--- Source information Enclosed Below ---

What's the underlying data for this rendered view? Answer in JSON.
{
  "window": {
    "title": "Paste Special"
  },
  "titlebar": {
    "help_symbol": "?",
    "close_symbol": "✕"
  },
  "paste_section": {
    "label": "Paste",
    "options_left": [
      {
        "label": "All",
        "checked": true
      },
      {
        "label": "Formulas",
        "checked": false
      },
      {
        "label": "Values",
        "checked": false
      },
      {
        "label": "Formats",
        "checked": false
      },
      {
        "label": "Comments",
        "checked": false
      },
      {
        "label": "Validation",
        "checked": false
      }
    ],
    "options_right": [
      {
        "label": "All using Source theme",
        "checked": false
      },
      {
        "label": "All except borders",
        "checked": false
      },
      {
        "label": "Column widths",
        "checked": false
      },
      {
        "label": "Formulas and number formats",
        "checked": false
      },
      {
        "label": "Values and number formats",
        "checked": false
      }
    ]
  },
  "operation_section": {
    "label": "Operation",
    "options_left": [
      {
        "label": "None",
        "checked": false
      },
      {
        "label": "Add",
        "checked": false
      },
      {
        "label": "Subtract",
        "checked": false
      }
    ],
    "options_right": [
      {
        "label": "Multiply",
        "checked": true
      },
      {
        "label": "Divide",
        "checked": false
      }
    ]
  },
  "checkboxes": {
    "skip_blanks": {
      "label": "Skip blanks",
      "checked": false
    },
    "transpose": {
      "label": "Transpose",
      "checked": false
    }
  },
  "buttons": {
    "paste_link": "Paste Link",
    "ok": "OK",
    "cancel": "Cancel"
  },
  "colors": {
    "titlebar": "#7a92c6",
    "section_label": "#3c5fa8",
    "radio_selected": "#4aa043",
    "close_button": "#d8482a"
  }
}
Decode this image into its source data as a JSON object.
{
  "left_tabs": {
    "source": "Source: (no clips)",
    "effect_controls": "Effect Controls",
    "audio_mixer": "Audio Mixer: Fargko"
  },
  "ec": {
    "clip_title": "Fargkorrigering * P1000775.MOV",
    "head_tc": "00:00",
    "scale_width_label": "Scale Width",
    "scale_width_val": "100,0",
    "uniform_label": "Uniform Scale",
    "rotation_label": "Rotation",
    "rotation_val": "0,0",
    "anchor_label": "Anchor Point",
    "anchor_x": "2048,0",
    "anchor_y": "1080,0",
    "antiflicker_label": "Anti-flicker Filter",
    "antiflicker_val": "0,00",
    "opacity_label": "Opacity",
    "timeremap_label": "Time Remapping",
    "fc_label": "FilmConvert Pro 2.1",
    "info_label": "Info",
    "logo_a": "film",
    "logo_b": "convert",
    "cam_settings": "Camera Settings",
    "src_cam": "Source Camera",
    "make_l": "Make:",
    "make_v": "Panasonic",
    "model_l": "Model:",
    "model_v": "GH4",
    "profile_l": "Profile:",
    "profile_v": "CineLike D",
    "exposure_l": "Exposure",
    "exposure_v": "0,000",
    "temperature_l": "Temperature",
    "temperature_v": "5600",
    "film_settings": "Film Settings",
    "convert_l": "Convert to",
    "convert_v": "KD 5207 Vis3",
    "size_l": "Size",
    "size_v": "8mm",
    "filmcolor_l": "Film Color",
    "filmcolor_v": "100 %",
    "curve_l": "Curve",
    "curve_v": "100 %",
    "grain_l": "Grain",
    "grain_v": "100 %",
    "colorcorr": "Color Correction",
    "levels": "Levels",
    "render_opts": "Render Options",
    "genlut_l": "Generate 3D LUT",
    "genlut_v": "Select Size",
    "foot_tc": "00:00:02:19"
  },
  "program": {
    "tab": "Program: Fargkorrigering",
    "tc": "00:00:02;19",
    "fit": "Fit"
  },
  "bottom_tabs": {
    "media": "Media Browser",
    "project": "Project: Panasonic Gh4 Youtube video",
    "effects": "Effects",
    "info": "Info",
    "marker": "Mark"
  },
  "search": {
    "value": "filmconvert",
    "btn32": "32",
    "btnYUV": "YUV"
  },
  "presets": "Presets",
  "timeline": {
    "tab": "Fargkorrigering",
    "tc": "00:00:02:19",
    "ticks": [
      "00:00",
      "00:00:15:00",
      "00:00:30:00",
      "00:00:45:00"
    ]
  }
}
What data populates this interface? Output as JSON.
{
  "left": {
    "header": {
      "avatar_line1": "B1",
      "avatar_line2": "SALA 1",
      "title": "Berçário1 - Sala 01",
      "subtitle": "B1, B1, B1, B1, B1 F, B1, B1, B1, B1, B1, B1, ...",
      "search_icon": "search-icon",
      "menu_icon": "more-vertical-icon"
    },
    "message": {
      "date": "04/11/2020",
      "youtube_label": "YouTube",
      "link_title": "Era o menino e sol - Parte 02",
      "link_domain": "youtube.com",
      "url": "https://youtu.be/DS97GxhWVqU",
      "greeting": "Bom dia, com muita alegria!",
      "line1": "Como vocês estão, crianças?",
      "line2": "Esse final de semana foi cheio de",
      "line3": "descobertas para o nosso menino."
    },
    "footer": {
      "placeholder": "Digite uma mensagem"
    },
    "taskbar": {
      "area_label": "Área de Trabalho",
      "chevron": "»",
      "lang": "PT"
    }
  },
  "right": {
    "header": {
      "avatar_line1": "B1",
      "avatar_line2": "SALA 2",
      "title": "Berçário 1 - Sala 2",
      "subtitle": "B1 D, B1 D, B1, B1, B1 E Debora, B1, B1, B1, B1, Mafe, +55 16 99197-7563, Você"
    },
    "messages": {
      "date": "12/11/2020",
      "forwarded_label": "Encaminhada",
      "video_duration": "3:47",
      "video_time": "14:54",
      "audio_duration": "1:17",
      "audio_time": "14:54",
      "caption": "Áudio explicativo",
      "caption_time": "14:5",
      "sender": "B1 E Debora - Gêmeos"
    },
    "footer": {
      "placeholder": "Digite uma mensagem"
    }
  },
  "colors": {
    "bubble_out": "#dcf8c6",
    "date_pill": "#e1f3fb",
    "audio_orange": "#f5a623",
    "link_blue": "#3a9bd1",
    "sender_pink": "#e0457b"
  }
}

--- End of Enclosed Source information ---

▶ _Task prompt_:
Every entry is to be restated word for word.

▶ _Written answer_:
What's the underlying data for this rendered view? Answer in JSON.
{
  "window": {
    "title": "Paste Special"
  },
  "titlebar": {
    "help_symbol": "?",
    "close_symbol": "✕"
  },
  "paste_section": {
    "label": "Paste",
    "options_left": [
      {
        "label": "All",
        "checked": true
      },
      {
        "label": "Formulas",
        "checked": false
      },
      {
        "label": "Values",
        "checked": false
      },
      {
        "label": "Formats",
        "checked": false
      },
      {
        "label": "Comments",
        "checked": false
      },
      {
        "label": "Validation",
        "checked": false
      }
    ],
    "options_right": [
      {
        "label": "All using Source theme",
        "checked": false
      },
      {
        "label": "All except borders",
        "checked": false
      },
      {
        "label": "Column widths",
        "checked": false
      },
      {
        "label": "Formulas and number formats",
        "checked": false
      },
      {
        "label": "Values and number formats",
        "checked": false
      }
    ]
  },
  "operation_section": {
    "label": "Operation",
    "options_left": [
      {
        "label": "None",
        "checked": false
      },
      {
        "label": "Add",
        "checked": false
      },
      {
        "label": "Subtract",
        "checked": false
      }
    ],
    "options_right": [
      {
        "label": "Multiply",
        "checked": true
      },
      {
        "label": "Divide",
        "checked": false
      }
    ]
  },
  "checkboxes": {
    "skip_blanks": {
      "label": "Skip blanks",
      "checked": false
    },
    "transpose": {
      "label": "Transpose",
      "checked": false
    }
  },
  "buttons": {
    "paste_link": "Paste Link",
    "ok": "OK",
    "cancel": "Cancel"
  },
  "colors": {
    "titlebar": "#7a92c6",
    "section_label": "#3c5fa8",
    "radio_selected": "#4aa043",
    "close_button": "#d8482a"
  }
}
Decode this image into its source data as a JSON object.
{
  "left_tabs": {
    "source": "Source: (no clips)",
    "effect_controls": "Effect Controls",
    "audio_mixer": "Audio Mixer: Fargko"
  },
  "ec": {
    "clip_title": "Fargkorrigering * P1000775.MOV",
    "head_tc": "00:00",
    "scale_width_label": "Scale Width",
    "scale_width_val": "100,0",
    "uniform_label": "Uniform Scale",
    "rotation_label": "Rotation",
    "rotation_val": "0,0",
    "anchor_label": "Anchor Point",
    "anchor_x": "2048,0",
    "anchor_y": "1080,0",
    "antiflicker_label": "Anti-flicker Filter",
    "antiflicker_val": "0,00",
    "opacity_label": "Opacity",
    "timeremap_label": "Time Remapping",
    "fc_label": "FilmConvert Pro 2.1",
    "info_label": "Info",
    "logo_a": "film",
    "logo_b": "convert",
    "cam_settings": "Camera Settings",
    "src_cam": "Source Camera",
    "make_l": "Make:",
    "make_v": "Panasonic",
    "model_l": "Model:",
    "model_v": "GH4",
    "profile_l": "Profile:",
    "profile_v": "CineLike D",
    "exposure_l": "Exposure",
    "exposure_v": "0,000",
    "temperature_l": "Temperature",
    "temperature_v": "5600",
    "film_settings": "Film Settings",
    "convert_l": "Convert to",
    "convert_v": "KD 5207 Vis3",
    "size_l": "Size",
    "size_v": "8mm",
    "filmcolor_l": "Film Color",
    "filmcolor_v": "100 %",
    "curve_l": "Curve",
    "curve_v": "100 %",
    "grain_l": "Grain",
    "grain_v": "100 %",
    "colorcorr": "Color Correction",
    "levels": "Levels",
    "render_opts": "Render Options",
    "genlut_l": "Generate 3D LUT",
    "genlut_v": "Select Size",
    "foot_tc": "00:00:02:19"
  },
  "program": {
    "tab": "Program: Fargkorrigering",
    "tc": "00:00:02;19",
    "fit": "Fit"
  },
  "bottom_tabs": {
    "media": "Media Browser",
    "project": "Project: Panasonic Gh4 Youtube video",
    "effects": "Effects",
    "info": "Info",
    "marker": "Mark"
  },
  "search": {
    "value": "filmconvert",
    "btn32": "32",
    "btnYUV": "YUV"
  },
  "presets": "Presets",
  "timeline": {
    "tab": "Fargkorrigering",
    "tc": "00:00:02:19",
    "ticks": [
      "00:00",
      "00:00:15:00",
      "00:00:30:00",
      "00:00:45:00"
    ]
  }
}
What data populates this interface? Output as JSON.
{
  "left": {
    "header": {
      "avatar_line1": "B1",
      "avatar_line2": "SALA 1",
      "title": "Berçário1 - Sala 01",
      "subtitle": "B1, B1, B1, B1, B1 F, B1, B1, B1, B1, B1, B1, ...",
      "search_icon": "search-icon",
      "menu_icon": "more-vertical-icon"
    },
    "message": {
      "date": "04/11/2020",
      "youtube_label": "YouTube",
      "link_title": "Era o menino e sol - Parte 02",
      "link_domain": "youtube.com",
      "url": "https://youtu.be/DS97GxhWVqU",
      "greeting": "Bom dia, com muita alegria!",
      "line1": "Como vocês estão, crianças?",
      "line2": "Esse final de semana foi cheio de",
      "line3": "descobertas para o nosso menino."
    },
    "footer": {
      "placeholder": "Digite uma mensagem"
    },
    "taskbar": {
      "area_label": "Área de Trabalho",
      "chevron": "»",
      "lang": "PT"
    }
  },
  "right": {
    "header": {
      "avatar_line1": "B1",
      "avatar_line2": "SALA 2",
      "title": "Berçário 1 - Sala 2",
      "subtitle": "B1 D, B1 D, B1, B1, B1 E Debora, B1, B1, B1, B1, Mafe, +55 16 99197-7563, Você"
    },
    "messages": {
      "date": "12/11/2020",
      "forwarded_label": "Encaminhada",
      "video_duration": "3:47",
      "video_time": "14:54",
      "audio_duration": "1:17",
      "audio_time": "14:54",
      "caption": "Áudio explicativo",
      "caption_time": "14:5",
      "sender": "B1 E Debora - Gêmeos"
    },
    "footer": {
      "placeholder": "Digite uma mensagem"
    }
  },
  "colors": {
    "bubble_out": "#dcf8c6",
    "date_pill": "#e1f3fb",
    "audio_orange": "#f5a623",
    "link_blue": "#3a9bd1",
    "sender_pink": "#e0457b"
  }
}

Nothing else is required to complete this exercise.